The Southampton Water Owers, Shown With
Stubbington, Bedenham and The Cams
The Cams in Relation to Cymenesora/Wittering
So, two candidates for Arthur's Camlan battle: the ASC's Cymenesora (Wittering) or The Cams on Portsmouth Harbour. Which one is the right site?
I believe the answer lies in the ASC, There, we learn that Cerdic makes it no further north into Hampshire than Charford on the Avon. After that, his actions are confined to thew Isle of Wight. It seems unlikely that he had consolidated some kind of conquest in the Avon Valley. Instead, the withdrawal to Wight might have been the result of his being driven out of Hampshire. A clue that this may have been the case is the battle of his nefan Stuf and Wihtgar at Cerdicesora in 514. Cerdicesora, named for Cerdic, was the first battle site of Cerdic and his son, Cynric, in 495.
Notice that The Cams are quite close to not only Stubbington, but also to Bedenham. The latter is named for the Bieda (= Beda, Baeda) who takes part in the ASC battle of 501 (the original 'Badon' of Arthur, before it became confused with Bath of ASC A.D. 577).
Clearly, renewed efforts were having to be made to once again penetrate into the interior of the mainland. The second Cerdicesora battle seems not to have been successful. We can surmise, then, that once Wight was secured beyond any doubt, Cerdic tried once again to move north into what had once been the Belgic kingdom of the Atrebates. It does not make sense for him to have sought success in West Sussex, i.e. at Wittering/Cymenesora.
Instead, he chose to go to the next harbour immediately to the east of Southampton Water. This was still in what is now Hampshire. Cymenesora/Wittering was the scene of a significant battle precisely because it represented the furthermost western extent of the Kingdom of Sussex. The boundaries of primitive Sussex were traditionally drawn by the battles listed in the ASC. These occur at Wittering in the extreme west, at Lancing in the south-central, at the River Rother (British Limes, mistakenly associated with Latin limes and thus called Mearcredsburna by the Saxons) in the north and at Pevensey in the east. There is simply no justification for placing Cerdic in this region.
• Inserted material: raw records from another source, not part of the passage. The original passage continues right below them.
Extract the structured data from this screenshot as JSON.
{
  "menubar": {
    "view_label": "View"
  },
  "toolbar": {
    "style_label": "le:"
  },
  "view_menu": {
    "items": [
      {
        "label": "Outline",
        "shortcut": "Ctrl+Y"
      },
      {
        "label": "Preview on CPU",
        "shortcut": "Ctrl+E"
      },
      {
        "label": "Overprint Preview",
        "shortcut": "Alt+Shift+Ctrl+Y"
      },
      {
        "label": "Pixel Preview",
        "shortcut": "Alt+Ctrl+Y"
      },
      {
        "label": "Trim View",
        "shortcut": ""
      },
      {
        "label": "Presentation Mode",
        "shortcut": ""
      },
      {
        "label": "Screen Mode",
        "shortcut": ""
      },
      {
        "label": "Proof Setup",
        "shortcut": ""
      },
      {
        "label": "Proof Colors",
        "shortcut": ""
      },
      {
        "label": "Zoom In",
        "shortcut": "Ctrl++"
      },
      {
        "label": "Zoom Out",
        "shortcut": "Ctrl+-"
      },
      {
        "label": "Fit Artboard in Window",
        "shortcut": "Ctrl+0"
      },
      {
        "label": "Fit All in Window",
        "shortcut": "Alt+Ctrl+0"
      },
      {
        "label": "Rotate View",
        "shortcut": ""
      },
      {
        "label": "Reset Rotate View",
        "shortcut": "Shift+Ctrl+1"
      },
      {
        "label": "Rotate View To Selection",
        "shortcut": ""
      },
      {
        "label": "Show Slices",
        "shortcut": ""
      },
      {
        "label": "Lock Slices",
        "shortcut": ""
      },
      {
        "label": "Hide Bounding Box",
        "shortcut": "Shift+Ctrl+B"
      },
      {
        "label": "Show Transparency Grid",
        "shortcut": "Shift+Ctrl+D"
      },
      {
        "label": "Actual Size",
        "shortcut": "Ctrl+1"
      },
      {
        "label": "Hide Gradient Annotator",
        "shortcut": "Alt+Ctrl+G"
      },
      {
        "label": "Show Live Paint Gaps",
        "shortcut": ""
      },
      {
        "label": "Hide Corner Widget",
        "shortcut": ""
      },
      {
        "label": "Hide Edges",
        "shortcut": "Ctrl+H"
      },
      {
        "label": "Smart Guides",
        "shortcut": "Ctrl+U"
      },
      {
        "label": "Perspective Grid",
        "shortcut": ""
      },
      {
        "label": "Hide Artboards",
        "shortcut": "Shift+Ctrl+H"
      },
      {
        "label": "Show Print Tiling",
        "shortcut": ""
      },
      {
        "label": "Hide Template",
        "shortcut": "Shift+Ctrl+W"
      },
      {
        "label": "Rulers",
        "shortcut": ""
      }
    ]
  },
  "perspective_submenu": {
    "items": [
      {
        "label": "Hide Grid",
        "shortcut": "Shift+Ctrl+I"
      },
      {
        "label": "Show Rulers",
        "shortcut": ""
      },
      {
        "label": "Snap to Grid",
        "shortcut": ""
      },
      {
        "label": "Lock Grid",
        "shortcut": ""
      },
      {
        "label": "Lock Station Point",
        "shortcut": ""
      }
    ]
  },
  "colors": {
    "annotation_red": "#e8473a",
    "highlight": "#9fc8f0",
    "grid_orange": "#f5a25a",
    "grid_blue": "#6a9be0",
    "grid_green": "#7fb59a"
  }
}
Unfortunately, things did not go well for Cerdic in his attempt to establish a beachhead at The Cams. He met his death there at the hands of Modred of Amesbury (see prior blog posts and my upcoming book THE KING OF STONEHENGE).